(THE PROBLEM): Each line of the records is to be copied verbatim.

(DATA):
------------

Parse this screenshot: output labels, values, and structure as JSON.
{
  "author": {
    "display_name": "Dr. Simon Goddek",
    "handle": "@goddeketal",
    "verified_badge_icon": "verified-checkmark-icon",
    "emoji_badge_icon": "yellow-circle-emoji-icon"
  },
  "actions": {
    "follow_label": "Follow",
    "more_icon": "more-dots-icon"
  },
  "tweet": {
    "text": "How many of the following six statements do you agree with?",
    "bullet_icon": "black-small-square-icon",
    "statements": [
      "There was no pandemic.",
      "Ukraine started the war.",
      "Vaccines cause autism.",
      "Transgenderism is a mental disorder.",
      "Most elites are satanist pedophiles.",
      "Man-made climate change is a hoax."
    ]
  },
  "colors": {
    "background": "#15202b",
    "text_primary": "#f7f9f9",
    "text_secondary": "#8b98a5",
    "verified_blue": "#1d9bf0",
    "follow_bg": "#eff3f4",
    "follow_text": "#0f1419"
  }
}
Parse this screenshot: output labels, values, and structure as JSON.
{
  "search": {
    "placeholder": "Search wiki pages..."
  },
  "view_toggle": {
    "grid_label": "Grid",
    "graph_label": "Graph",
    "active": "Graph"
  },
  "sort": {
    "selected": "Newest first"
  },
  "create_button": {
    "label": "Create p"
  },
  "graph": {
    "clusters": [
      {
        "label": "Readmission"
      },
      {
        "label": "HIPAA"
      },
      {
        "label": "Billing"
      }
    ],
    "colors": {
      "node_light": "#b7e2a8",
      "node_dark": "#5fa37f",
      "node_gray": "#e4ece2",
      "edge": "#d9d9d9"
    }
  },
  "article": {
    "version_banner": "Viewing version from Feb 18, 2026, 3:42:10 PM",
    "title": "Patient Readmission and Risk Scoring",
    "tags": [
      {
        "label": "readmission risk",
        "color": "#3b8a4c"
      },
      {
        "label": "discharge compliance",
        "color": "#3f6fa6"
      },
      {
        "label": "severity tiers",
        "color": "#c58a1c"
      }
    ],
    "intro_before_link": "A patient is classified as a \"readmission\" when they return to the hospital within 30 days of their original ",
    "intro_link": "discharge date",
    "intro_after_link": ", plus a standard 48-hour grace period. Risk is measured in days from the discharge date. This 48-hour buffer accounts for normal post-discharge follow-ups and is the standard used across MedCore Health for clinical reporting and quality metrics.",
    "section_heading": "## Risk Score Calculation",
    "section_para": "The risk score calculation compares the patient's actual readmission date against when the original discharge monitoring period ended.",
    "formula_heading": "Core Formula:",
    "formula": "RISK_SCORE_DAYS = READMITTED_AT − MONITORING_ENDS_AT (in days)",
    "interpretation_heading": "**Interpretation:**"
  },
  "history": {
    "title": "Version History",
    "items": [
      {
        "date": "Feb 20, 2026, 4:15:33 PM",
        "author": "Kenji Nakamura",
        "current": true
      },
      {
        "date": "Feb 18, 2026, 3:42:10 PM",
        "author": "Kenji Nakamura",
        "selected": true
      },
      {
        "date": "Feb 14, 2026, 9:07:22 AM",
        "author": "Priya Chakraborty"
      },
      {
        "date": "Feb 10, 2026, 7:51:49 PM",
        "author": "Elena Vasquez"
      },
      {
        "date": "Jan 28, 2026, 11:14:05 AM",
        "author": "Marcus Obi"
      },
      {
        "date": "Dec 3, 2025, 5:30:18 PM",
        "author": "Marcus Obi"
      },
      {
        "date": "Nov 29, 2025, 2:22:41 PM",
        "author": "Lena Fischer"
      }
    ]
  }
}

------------

(SOLUTION TO THIS EXERCISE):
Parse this screenshot: output labels, values, and structure as JSON.
{
  "author": {
    "display_name": "Dr. Simon Goddek",
    "handle": "@goddeketal",
    "verified_badge_icon": "verified-checkmark-icon",
    "emoji_badge_icon": "yellow-circle-emoji-icon"
  },
  "actions": {
    "follow_label": "Follow",
    "more_icon": "more-dots-icon"
  },
  "tweet": {
    "text": "How many of the following six statements do you agree with?",
    "bullet_icon": "black-small-square-icon",
    "statements": [
      "There was no pandemic.",
      "Ukraine started the war.",
      "Vaccines cause autism.",
      "Transgenderism is a mental disorder.",
      "Most elites are satanist pedophiles.",
      "Man-made climate change is a hoax."
    ]
  },
  "colors": {
    "background": "#15202b",
    "text_primary": "#f7f9f9",
    "text_secondary": "#8b98a5",
    "verified_blue": "#1d9bf0",
    "follow_bg": "#eff3f4",
    "follow_text": "#0f1419"
  }
}
Parse this screenshot: output labels, values, and structure as JSON.
{
  "search": {
    "placeholder": "Search wiki pages..."
  },
  "view_toggle": {
    "grid_label": "Grid",
    "graph_label": "Graph",
    "active": "Graph"
  },
  "sort": {
    "selected": "Newest first"
  },
  "create_button": {
    "label": "Create p"
  },
  "graph": {
    "clusters": [
      {
        "label": "Readmission"
      },
      {
        "label": "HIPAA"
      },
      {
        "label": "Billing"
      }
    ],
    "colors": {
      "node_light": "#b7e2a8",
      "node_dark": "#5fa37f",
      "node_gray": "#e4ece2",
      "edge": "#d9d9d9"
    }
  },
  "article": {
    "version_banner": "Viewing version from Feb 18, 2026, 3:42:10 PM",
    "title": "Patient Readmission and Risk Scoring",
    "tags": [
      {
        "label": "readmission risk",
        "color": "#3b8a4c"
      },
      {
        "label": "discharge compliance",
        "color": "#3f6fa6"
      },
      {
        "label": "severity tiers",
        "color": "#c58a1c"
      }
    ],
    "intro_before_link": "A patient is classified as a \"readmission\" when they return to the hospital within 30 days of their original ",
    "intro_link": "discharge date",
    "intro_after_link": ", plus a standard 48-hour grace period. Risk is measured in days from the discharge date. This 48-hour buffer accounts for normal post-discharge follow-ups and is the standard used across MedCore Health for clinical reporting and quality metrics.",
    "section_heading": "## Risk Score Calculation",
    "section_para": "The risk score calculation compares the patient's actual readmission date against when the original discharge monitoring period ended.",
    "formula_heading": "Core Formula:",
    "formula": "RISK_SCORE_DAYS = READMITTED_AT − MONITORING_ENDS_AT (in days)",
    "interpretation_heading": "**Interpretation:**"
  },
  "history": {
    "title": "Version History",
    "items": [
      {
        "date": "Feb 20, 2026, 4:15:33 PM",
        "author": "Kenji Nakamura",
        "current": true
      },
      {
        "date": "Feb 18, 2026, 3:42:10 PM",
        "author": "Kenji Nakamura",
        "selected": true
      },
      {
        "date": "Feb 14, 2026, 9:07:22 AM",
        "author": "Priya Chakraborty"
      },
      {
        "date": "Feb 10, 2026, 7:51:49 PM",
        "author": "Elena Vasquez"
      },
      {
        "date": "Jan 28, 2026, 11:14:05 AM",
        "author": "Marcus Obi"
      },
      {
        "date": "Dec 3, 2025, 5:30:18 PM",
        "author": "Marcus Obi"
      },
      {
        "date": "Nov 29, 2025, 2:22:41 PM",
        "author": "Lena Fischer"
      }
    ]
  }
}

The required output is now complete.